Speaking at the World Travel & Tourism Council’s Annual Global Summit 2021 in Cancun, President and CEO Gloria Guevara emphasised that the Covid pandemic eliminated 62 million jobs in the travel industry worldwide (out of a total of 330 million jobs): “An economic impact 18 times stronger than the impact of the global financial crisis that occurred in 2008,” she stated.
And that threat of job losses persists. It’s not over, as many existing jobs are currently sustained by government retention or stimulus schemes that won’t last forever. And given the structure of travel insurance, it is only reasonable to believe that most of the losses that have occurred, or are yet to occur, will be among smaller businesses, i.e., independent travel agencies and insurance brokers’ offices, which are more vulnerable to seasonal losses than multinational companies. Absent of government stimulus programmes, their future remains a question: where will they fit into a reconfigured travel insurance landscape?
Dance confirms that the Canadian market has contracted, with larger employers buying up smaller to medium-sized ones, and this will likely continue. “But, there will be significant opportunities coming out of Covid, with all the pent-up demand,” he added, “We expect the market to expand, with a flood of companies trying to gain a foothold and cash in on the opportunity.”

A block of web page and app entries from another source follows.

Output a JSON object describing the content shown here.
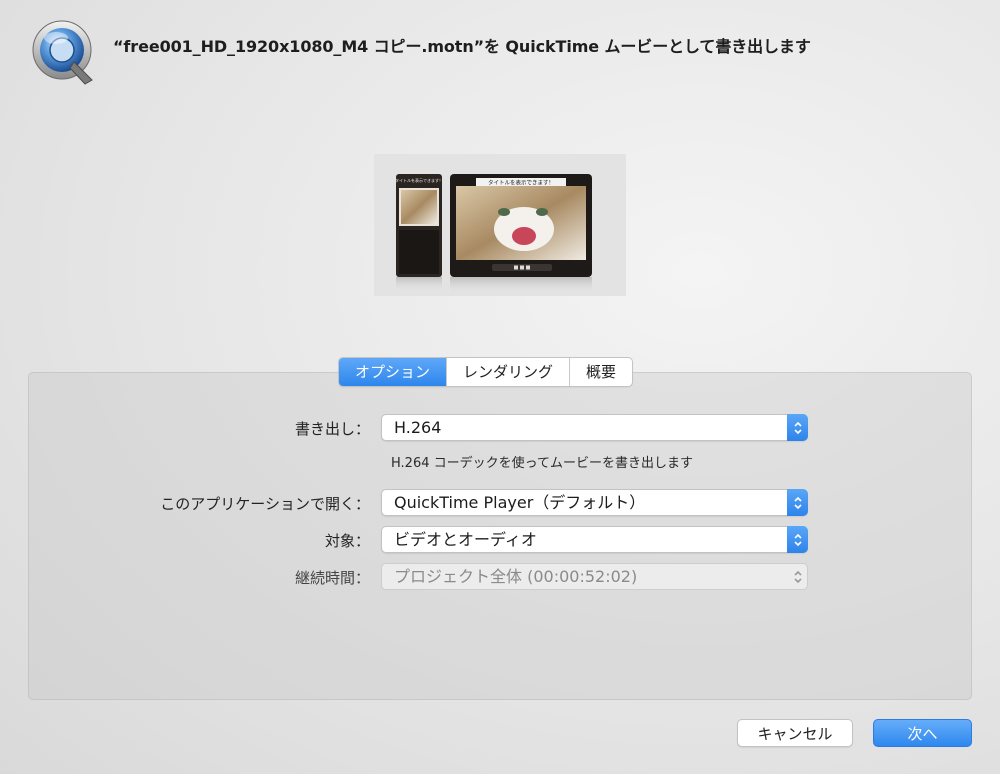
{
  "window": {
    "title": "“free001_HD_1920x1080_M4 コピー.motn”を QuickTime ムービーとして書き出します",
    "app_icon": "quicktime-logo-icon"
  },
  "preview": {
    "caption_small": "タイトルを表示できます！",
    "caption_large": "タイトルを表示できます！"
  },
  "tabs": [
    {
      "label": "オプション",
      "active": true
    },
    {
      "label": "レンダリング",
      "active": false
    },
    {
      "label": "概要",
      "active": false
    }
  ],
  "options": {
    "export_label": "書き出し：",
    "export_value": "H.264",
    "export_hint": "H.264 コーデックを使ってムービーを書き出します",
    "open_with_label": "このアプリケーションで開く：",
    "open_with_value": "QuickTime Player（デフォルト）",
    "include_label": "対象：",
    "include_value": "ビデオとオーディオ",
    "duration_label": "継続時間：",
    "duration_value": "プロジェクト全体 (00:00:52:02)",
    "duration_enabled": false
  },
  "buttons": {
    "cancel": "キャンセル",
    "next": "次へ"
  },
  "colors": {
    "accent": "#2e86ec",
    "disabled_text": "#8a8a8a"
  }
}
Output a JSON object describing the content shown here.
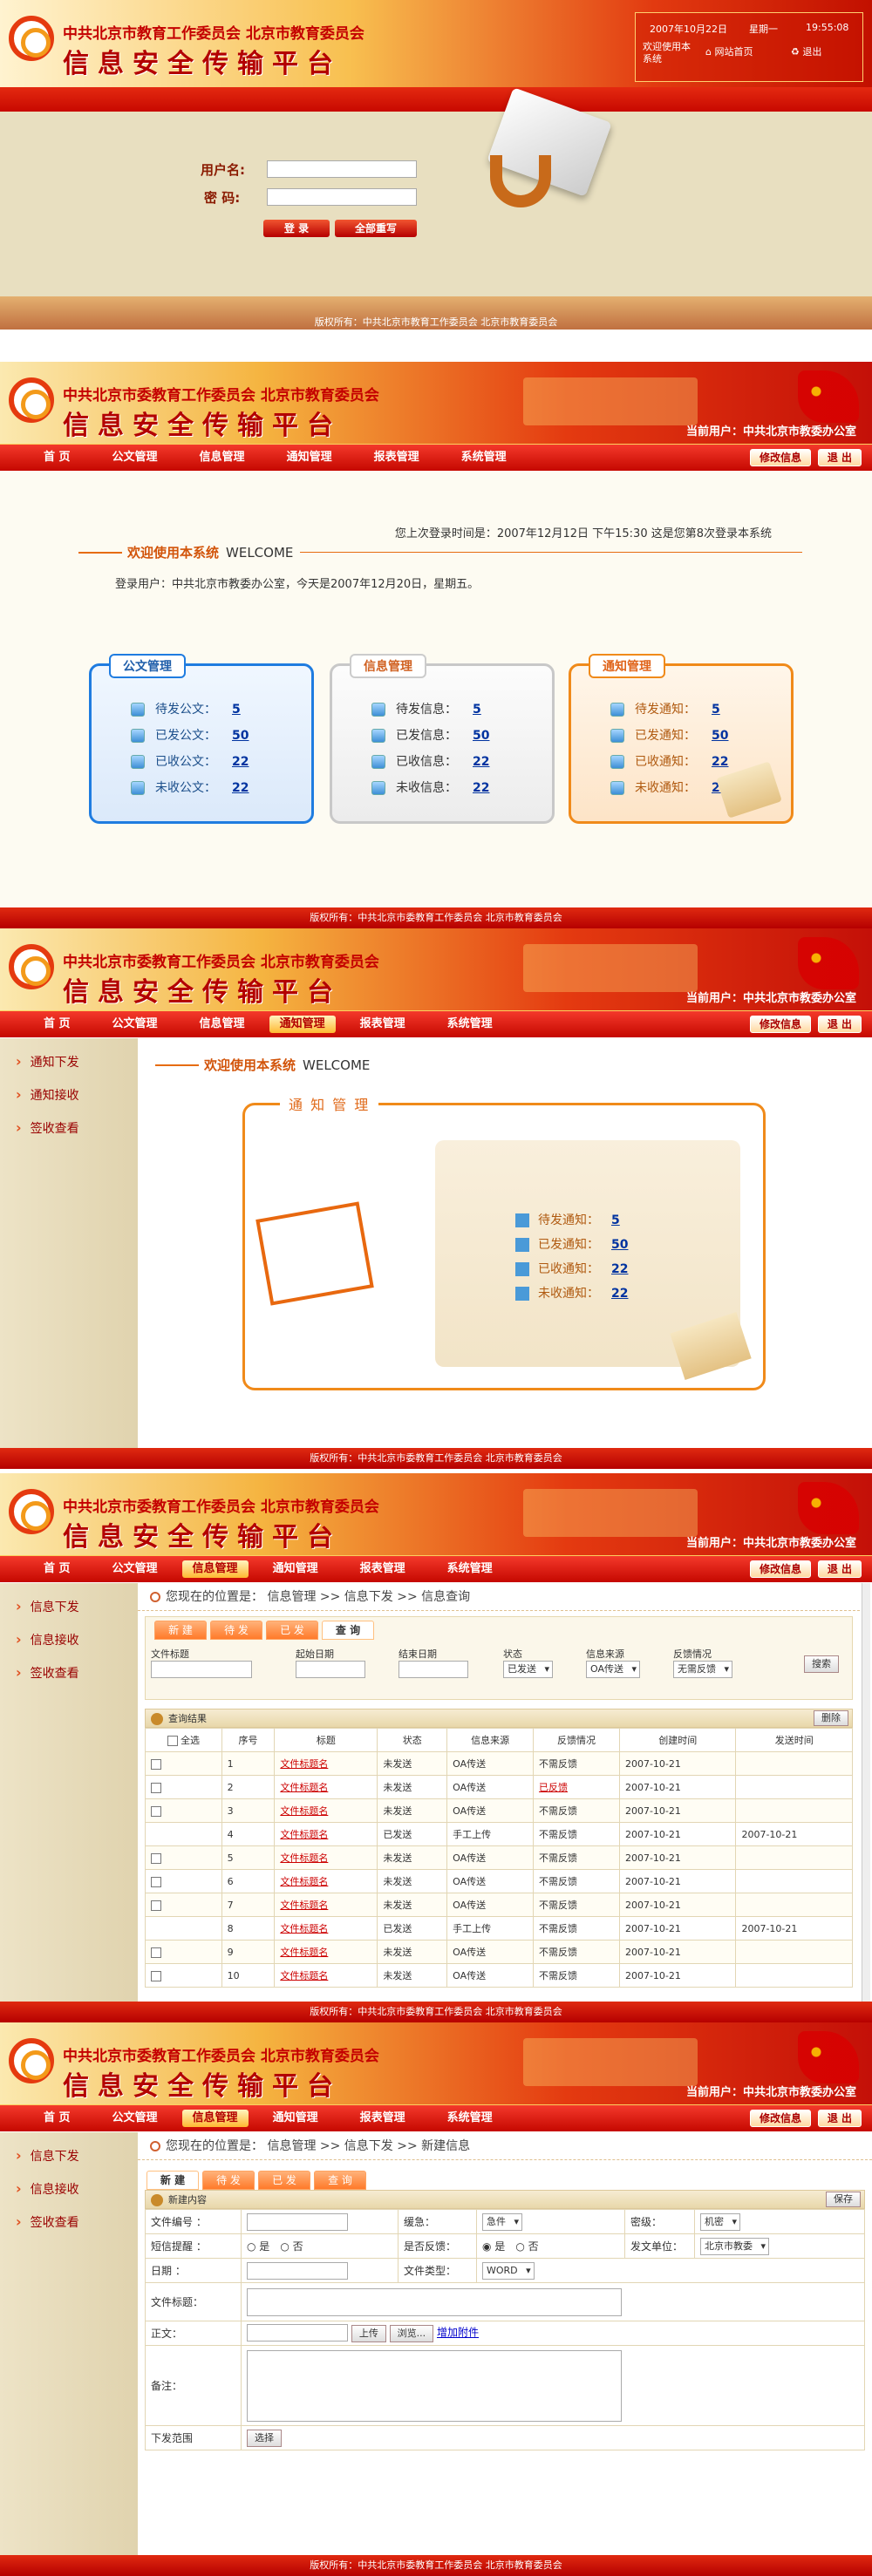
{
  "login": {
    "org": "中共北京市教育工作委员会 北京市教育委员会",
    "sys": "信息安全传输平台",
    "date": "2007年10月22日",
    "weekday": "星期一",
    "time": "19:55:08",
    "welcome_link": "欢迎使用本系统",
    "home_link": "网站首页",
    "exit_link": "退出",
    "user_label": "用户名:",
    "pass_label": "密 码:",
    "login_btn": "登 录",
    "reset_btn": "全部重写",
    "copyright": "版权所有：中共北京市教育工作委员会 北京市教育委员会"
  },
  "header": {
    "org": "中共北京市委教育工作委员会 北京市教育委员会",
    "sys": "信息安全传输平台",
    "current_user": "当前用户：中共北京市教委办公室",
    "nav": [
      "首 页",
      "公文管理",
      "信息管理",
      "通知管理",
      "报表管理",
      "系统管理"
    ],
    "edit_btn": "修改信息",
    "exit_btn": "退 出"
  },
  "home": {
    "last_login": "您上次登录时间是：2007年12月12日 下午15:30 这是您第8次登录本系统",
    "welcome_title": "欢迎使用本系统",
    "welcome_en": "WELCOME",
    "login_user": "登录用户：中共北京市教委办公室，今天是2007年12月20日，星期五。",
    "cards": [
      {
        "title": "公文管理",
        "rows": [
          {
            "label": "待发公文：",
            "value": "5"
          },
          {
            "label": "已发公文：",
            "value": "50"
          },
          {
            "label": "已收公文：",
            "value": "22"
          },
          {
            "label": "未收公文：",
            "value": "22"
          }
        ]
      },
      {
        "title": "信息管理",
        "rows": [
          {
            "label": "待发信息：",
            "value": "5"
          },
          {
            "label": "已发信息：",
            "value": "50"
          },
          {
            "label": "已收信息：",
            "value": "22"
          },
          {
            "label": "未收信息：",
            "value": "22"
          }
        ]
      },
      {
        "title": "通知管理",
        "rows": [
          {
            "label": "待发通知：",
            "value": "5"
          },
          {
            "label": "已发通知：",
            "value": "50"
          },
          {
            "label": "已收通知：",
            "value": "22"
          },
          {
            "label": "未收通知：",
            "value": "22"
          }
        ]
      }
    ],
    "copyright": "版权所有：中共北京市委教育工作委员会 北京市教育委员会"
  },
  "notice": {
    "side": [
      "通知下发",
      "通知接收",
      "签收查看"
    ],
    "welcome_title": "欢迎使用本系统",
    "welcome_en": "WELCOME",
    "box_title": "通 知 管 理",
    "rows": [
      {
        "label": "待发通知：",
        "value": "5"
      },
      {
        "label": "已发通知：",
        "value": "50"
      },
      {
        "label": "已收通知：",
        "value": "22"
      },
      {
        "label": "未收通知：",
        "value": "22"
      }
    ],
    "copyright": "版权所有：中共北京市委教育工作委员会 北京市教育委员会"
  },
  "query": {
    "side": [
      "信息下发",
      "信息接收",
      "签收查看"
    ],
    "breadcrumb": "您现在的位置是： 信息管理 >> 信息下发 >> 信息查询",
    "tabs": [
      "新 建",
      "待 发",
      "已 发",
      "查 询"
    ],
    "labels": [
      "文件标题",
      "起始日期",
      "结束日期",
      "状态",
      "信息来源",
      "反馈情况"
    ],
    "status_sel": "已发送",
    "source_sel": "OA传送",
    "feedback_sel": "无需反馈",
    "search_btn": "搜索",
    "result_title": "查询结果",
    "delete_btn": "删除",
    "cols": [
      "全选",
      "序号",
      "标题",
      "状态",
      "信息来源",
      "反馈情况",
      "创建时间",
      "发送时间"
    ],
    "rows": [
      [
        "1",
        "文件标题名",
        "未发送",
        "OA传送",
        "不需反馈",
        "2007-10-21",
        ""
      ],
      [
        "2",
        "文件标题名",
        "未发送",
        "OA传送",
        "已反馈",
        "2007-10-21",
        ""
      ],
      [
        "3",
        "文件标题名",
        "未发送",
        "OA传送",
        "不需反馈",
        "2007-10-21",
        ""
      ],
      [
        "4",
        "文件标题名",
        "已发送",
        "手工上传",
        "不需反馈",
        "2007-10-21",
        "2007-10-21"
      ],
      [
        "5",
        "文件标题名",
        "未发送",
        "OA传送",
        "不需反馈",
        "2007-10-21",
        ""
      ],
      [
        "6",
        "文件标题名",
        "未发送",
        "OA传送",
        "不需反馈",
        "2007-10-21",
        ""
      ],
      [
        "7",
        "文件标题名",
        "未发送",
        "OA传送",
        "不需反馈",
        "2007-10-21",
        ""
      ],
      [
        "8",
        "文件标题名",
        "已发送",
        "手工上传",
        "不需反馈",
        "2007-10-21",
        "2007-10-21"
      ],
      [
        "9",
        "文件标题名",
        "未发送",
        "OA传送",
        "不需反馈",
        "2007-10-21",
        ""
      ],
      [
        "10",
        "文件标题名",
        "未发送",
        "OA传送",
        "不需反馈",
        "2007-10-21",
        ""
      ]
    ],
    "copyright": "版权所有：中共北京市委教育工作委员会 北京市教育委员会"
  },
  "create": {
    "side": [
      "信息下发",
      "信息接收",
      "签收查看"
    ],
    "breadcrumb": "您现在的位置是： 信息管理 >> 信息下发 >> 新建信息",
    "tabs": [
      "新 建",
      "待 发",
      "已 发",
      "查 询"
    ],
    "section": "新建内容",
    "save_btn": "保存",
    "f_no": "文件编号 ：",
    "f_level": "缓急：",
    "f_level_val": "急件",
    "f_secret": "密级：",
    "f_secret_val": "机密",
    "f_sms": "短信提醒 ：",
    "yes": "是",
    "no": "否",
    "f_feedback": "是否反馈：",
    "f_unit": "发文单位：",
    "f_unit_val": "北京市教委",
    "f_date": "日期 ：",
    "f_type": "文件类型：",
    "f_type_val": "WORD",
    "f_title": "文件标题：",
    "f_body": "正文：",
    "upload_btn": "上传",
    "browse_btn": "浏览...",
    "add_attach": "增加附件",
    "f_remark": "备注：",
    "f_scope": "下发范围",
    "choose_btn": "选择",
    "copyright": "版权所有：中共北京市委教育工作委员会 北京市教育委员会"
  }
}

Abgrall also admits that ‘this has certainly been a difficult time for EA partners, [but] the attrition will be short-lived and there are already signs of a surge in travel bookings in the US, which should help revive the industry’.
Temperton further observes that there have been a number of smaller operators going out of business as they did not have the assets to cover all the refunds for the cancellations that occurred: “However, the travel industry as a whole should recover without changing too significantly – although it is impossible to predict exactly how it will be affected moving forward,” she reasoned.
Where the travel industry moves from this point – following the cataclysm that just occurred – is no sure thing. But, in plotting a course for the future, the best first step might well be to look back and, in doing so, get it right. Or, in the more elegant prose of George Santayana, Spanish/American philosopher, poet, novelist and teacher: “Those who cannot remember the past are condemned to repeat it.”